The Termatière cooperative project has been under development for a year already, with turbulences and accelerations. Time for a first assessment for our maker columnist, and now start-uper in bio-sourced materials.
My motivation has not changed: creating with Termatière a social and solidarity company specialized in the upcycling of agricultural waste into 100% bio-sourced local materials, with a view to allow for a circular economy dynamic, by creating added value on the territory from raw materials that already exist but are scarcely, not, or badly upcycled.
Things are progressing… at their own pace
A year a go, I started this column dying with impatience to get to the “heart of the matter” (the development of my samples of tinkered materials), although I barely had one toe within the incubator of Montpellier SupAgro. I already saw myself shredding vine shoots and removing my trials of composite materials from the mold, with a team of joyful scientists contributing to the project. I was foreseeing spring and summer in the lab then September in a lab sawing, nailing and carving my prototype wine cases made from MDF of vine shoots upcycled in this way. I had a road map. A map that is ongoing, of course, but with a temporality that I had greatly underestimated.
Because working in “lab” mode is different from working with a “laboratory”. Although the approaches complement each other, operations show a completely different reality. I first had to encounter an economic reality. Mustering a research team is not free. It isn’t so much the lack of will to contribute for nothing, but the use of specific machines and the time spent on the project by expert minds on the subject have a cost.
Following an estimate of the necessary means (as a minimum) and the people resources to muster for the Research & Development phase, starting with the development of the exact recipe for the vine shoot fiberboard, I embarked on the the research for the initial funding.
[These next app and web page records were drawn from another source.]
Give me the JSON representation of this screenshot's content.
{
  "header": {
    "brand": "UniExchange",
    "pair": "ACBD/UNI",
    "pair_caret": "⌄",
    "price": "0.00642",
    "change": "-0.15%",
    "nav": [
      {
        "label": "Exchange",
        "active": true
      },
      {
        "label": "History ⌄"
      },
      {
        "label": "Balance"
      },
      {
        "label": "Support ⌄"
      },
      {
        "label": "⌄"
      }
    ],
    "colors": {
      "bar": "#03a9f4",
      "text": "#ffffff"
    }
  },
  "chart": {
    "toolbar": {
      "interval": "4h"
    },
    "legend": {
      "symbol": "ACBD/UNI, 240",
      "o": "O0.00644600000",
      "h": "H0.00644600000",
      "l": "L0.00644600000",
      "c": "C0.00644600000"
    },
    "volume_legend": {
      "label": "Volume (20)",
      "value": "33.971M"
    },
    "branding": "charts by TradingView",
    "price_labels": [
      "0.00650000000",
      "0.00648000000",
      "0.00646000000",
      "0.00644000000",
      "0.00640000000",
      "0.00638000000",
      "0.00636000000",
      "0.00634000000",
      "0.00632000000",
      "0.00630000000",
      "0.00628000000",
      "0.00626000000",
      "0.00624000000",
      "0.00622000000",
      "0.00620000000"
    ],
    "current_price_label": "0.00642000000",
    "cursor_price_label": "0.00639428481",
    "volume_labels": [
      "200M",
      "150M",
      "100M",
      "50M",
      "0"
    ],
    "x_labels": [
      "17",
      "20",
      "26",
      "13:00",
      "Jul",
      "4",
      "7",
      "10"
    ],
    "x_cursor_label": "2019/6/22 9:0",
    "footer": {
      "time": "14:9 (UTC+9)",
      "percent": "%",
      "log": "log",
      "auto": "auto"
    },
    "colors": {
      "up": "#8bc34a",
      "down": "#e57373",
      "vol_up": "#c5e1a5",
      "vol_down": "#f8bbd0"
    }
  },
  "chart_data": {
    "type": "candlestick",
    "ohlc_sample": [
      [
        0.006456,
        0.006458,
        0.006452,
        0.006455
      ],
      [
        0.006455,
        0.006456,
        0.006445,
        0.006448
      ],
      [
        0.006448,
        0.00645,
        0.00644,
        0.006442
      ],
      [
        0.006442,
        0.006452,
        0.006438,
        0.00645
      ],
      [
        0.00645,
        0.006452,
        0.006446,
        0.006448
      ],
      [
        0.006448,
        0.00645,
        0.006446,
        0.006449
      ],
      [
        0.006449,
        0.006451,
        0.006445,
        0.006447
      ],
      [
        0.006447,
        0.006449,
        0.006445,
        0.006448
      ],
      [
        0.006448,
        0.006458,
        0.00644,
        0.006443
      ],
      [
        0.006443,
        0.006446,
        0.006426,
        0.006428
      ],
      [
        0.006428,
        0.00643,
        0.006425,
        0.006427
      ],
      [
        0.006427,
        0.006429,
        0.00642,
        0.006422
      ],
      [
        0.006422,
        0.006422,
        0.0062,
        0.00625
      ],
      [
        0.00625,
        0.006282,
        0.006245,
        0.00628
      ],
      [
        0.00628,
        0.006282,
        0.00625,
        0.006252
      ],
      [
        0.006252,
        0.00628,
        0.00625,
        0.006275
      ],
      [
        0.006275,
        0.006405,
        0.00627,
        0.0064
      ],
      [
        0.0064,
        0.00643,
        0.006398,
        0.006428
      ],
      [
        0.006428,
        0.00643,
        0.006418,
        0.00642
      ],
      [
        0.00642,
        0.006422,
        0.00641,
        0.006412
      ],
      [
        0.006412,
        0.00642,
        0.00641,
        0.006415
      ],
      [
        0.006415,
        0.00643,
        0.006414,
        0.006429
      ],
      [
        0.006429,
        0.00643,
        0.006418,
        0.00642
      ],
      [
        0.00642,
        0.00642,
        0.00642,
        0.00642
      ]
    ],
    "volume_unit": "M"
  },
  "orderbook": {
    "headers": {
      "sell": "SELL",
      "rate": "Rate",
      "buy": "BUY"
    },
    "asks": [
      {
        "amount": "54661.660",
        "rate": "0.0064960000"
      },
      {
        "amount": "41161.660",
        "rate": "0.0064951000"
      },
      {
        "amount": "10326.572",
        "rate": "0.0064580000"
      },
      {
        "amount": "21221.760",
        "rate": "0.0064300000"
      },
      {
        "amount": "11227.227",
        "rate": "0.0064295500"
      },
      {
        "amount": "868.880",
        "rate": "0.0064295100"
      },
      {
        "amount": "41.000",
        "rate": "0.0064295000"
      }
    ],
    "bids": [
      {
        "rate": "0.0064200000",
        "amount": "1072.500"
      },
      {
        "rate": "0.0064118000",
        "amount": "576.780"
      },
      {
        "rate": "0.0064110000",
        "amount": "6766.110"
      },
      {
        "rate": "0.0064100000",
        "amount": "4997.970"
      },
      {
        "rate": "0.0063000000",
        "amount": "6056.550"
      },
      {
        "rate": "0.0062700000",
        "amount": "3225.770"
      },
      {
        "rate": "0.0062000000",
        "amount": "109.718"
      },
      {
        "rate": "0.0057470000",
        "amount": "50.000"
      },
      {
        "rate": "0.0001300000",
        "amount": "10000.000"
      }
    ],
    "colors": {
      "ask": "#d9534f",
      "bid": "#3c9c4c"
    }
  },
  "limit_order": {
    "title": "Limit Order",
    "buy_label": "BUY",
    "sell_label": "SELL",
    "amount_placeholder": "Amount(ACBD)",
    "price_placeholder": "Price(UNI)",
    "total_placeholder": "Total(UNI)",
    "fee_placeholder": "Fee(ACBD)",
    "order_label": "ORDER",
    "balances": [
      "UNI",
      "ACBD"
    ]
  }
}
But in order to benefit from the regional subsidies I was aiming for, the business plan needed to be clarified: philosophy and trade of Termatière, studied and recognized market, offers formulated, profitability indicators, canvassed partners, expected turnover over three years, etc.
Getting down to the nitty-gritty of things is time consuming since it requires constant perspective and time spent in the field, studying the market and identifying the interests of all, without losing sight of the initial utopia. I made the choice of taking part in competitions to continuously submit Termatière to constructive criticism, but also to replenish the kitty. Which worked pretty well. These won competitions allowed me to increase my own funds to be in a position to ask for the upper limits of subsidies.
With hindsight, I sometimes have the feeling that certain phases could have been carried out more rapidly, but when you are a beginner, you don’t necessarily grasp the degree of urgency of certain stages. I launched the market study without having a price estimate of my bio-sourced wine case. Which sometimes lead to meetings that came down to: “This is interesting. Let’s wait and see. It’s expensive, isn’t it?”
For a time, I was afraid I did it too early, but it was what enabled to approve the process of the project, to redefine the activities of Termatière and better understand client needs. The wine case, custom-made finished product, will therefore be developed consistently with the comments and expectations of our target customer base segment.
Morality: do not wait for the model or prototype to submit your project. Having the idea approved is fundamental, all the more so to make future clients contribute and involve them in the design of the product. And feeling the support those primarily concerned by the project is really great!
Because if the maker carries out DIY for herself or for friends, the entrepreneur must ensure she satisfies an existing need! When I started to produce my materials from viticulture waste, it was at first for my pleasure and an urge to learn by experimentation…
Great reorganization of the project last December! With Stéphane de Lacroix, “my” agricultural engineer, we went on holiday, our minds a little shaken by the last pivots of Termatière. We left the project to rest to meet again in the new year, more than ever at ease with the 2016 version of the project. Neither he or myself want to have a career in wine packaging products to become resellers of wine cases by hundreds of millions each year…
The activity has focused on the design and development of 100% bio-sourced local materials and the design of custom-made products, only on request. It is no longer a matter (at least for the moment!) of mass producing a finished product. The idea is to develop a catalog of bio-sourced local materials rather than a catalog of finished products. Objective for January: go on the field to confirm the market with distributors of local materials and with the great châteaux interested by custom-made wine cases made from our new materials.
Make or break
The next six months will be decisive for Termatière. The Research & Development stage in the laboratory, long-awaited, begins early March, for three months. The researchers are confident about the technical feasibility of our “vine shoot MDF” but the biggest challenge is still to come: find the right partners to get past the test-tube phase and carry out a technology transfer.
This stage is critical in terms of costs but also in terms of technical know-how. In order to anticipate, the preparation of the laboratory involves canvassing the manufacturers of the region to understand their action thresholds and adapt ourselves to their constraints in the development of the MDF recipe by Termatière and its production process.
We must co-write material specifications and a very precise R&D program since the time scale of a researcher is not the same as that of a maker-entrepreneur. Three months go by pretty fast. And so does a year incidentally!